This is where QSA steps in. The card would have a nanoparticle strip which is then infused with a laser to create a unique pattern that cannot be cracked. The reason for this being that the system makes use of the qualities of light in the quantum state by which photons can exist in multiple places at the same time. The event that created the pattern simply cannot be duplicated.
Sounds too techy? Well it kind of is, and to fully understand it would require a several years invested in a Ph.D in theoretical physics.
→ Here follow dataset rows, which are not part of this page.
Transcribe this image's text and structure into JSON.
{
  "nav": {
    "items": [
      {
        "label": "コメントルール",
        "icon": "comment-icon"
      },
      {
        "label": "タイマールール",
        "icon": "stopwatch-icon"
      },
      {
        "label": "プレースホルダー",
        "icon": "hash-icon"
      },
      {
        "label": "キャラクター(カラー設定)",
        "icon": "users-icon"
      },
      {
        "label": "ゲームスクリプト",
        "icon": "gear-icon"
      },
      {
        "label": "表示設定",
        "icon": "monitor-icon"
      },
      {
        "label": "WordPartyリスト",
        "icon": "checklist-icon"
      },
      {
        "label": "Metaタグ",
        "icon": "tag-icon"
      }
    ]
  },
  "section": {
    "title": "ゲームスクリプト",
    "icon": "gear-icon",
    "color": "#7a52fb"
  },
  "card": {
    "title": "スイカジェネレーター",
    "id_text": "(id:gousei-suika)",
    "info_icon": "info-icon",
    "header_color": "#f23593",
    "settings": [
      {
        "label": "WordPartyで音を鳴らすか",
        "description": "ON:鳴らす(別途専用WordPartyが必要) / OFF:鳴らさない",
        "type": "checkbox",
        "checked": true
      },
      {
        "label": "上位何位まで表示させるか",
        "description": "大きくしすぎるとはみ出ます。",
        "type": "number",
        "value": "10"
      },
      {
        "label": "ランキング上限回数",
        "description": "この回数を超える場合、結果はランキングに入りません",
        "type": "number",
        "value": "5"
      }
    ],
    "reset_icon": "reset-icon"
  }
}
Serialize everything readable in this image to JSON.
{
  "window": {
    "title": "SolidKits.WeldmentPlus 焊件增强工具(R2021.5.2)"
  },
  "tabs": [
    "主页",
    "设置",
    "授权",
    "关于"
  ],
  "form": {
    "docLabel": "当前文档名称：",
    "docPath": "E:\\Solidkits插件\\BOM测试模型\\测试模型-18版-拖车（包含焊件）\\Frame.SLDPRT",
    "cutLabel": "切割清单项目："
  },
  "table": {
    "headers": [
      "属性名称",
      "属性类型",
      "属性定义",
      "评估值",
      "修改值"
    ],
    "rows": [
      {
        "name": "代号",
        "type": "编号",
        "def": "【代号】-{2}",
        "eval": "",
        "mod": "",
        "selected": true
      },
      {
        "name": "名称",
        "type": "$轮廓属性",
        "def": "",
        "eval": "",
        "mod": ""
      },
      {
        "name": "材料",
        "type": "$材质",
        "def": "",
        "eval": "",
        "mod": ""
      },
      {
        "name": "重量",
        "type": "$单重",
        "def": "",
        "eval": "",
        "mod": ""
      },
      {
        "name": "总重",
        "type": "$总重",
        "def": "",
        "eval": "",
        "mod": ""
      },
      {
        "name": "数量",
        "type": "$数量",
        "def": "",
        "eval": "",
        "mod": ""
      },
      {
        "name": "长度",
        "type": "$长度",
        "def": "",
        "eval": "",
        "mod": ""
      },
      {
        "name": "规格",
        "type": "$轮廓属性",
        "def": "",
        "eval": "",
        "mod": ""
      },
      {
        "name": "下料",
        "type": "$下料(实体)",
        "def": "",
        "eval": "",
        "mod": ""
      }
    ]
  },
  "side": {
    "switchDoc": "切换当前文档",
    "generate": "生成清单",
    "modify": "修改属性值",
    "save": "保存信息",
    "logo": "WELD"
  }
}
So for now we’ll leave it up to the scientists in the Netherlands to sort things out.
Asia to overtake N. America in terms of e-Commerce
According to the Economist Intelligence Unit, Asia is all set to exceed North America and become the world’s largest e-commerce market for 2014. In the research carried out, it is estimated that retail sales in Asia will grow by an average 4.6% to $7.6 trillion, compared with 2.5 percent in North America and 0.8 percent in Europe by 2015. It also shows that the Asian consumer market was and is largely driven by the consumer power of females in Asia with female consumers displaying an unmatched enthusiasm for online shopping
With the rise in platforms such as Alibaba which is wildly popular in India and a huge demand for e-commerce generated in China both of which when amassed count for about three billion people, its not difficult to see why Asia is set to do so
According to surveys carried out in light of this research it was revealed that almost half of the women agreed or strongly agreed that they preferred online shopping rather than store shopping and around 63% of those under survey stated that they browsed the Internet for products at least once a day almost 30% doing so twice or more per day.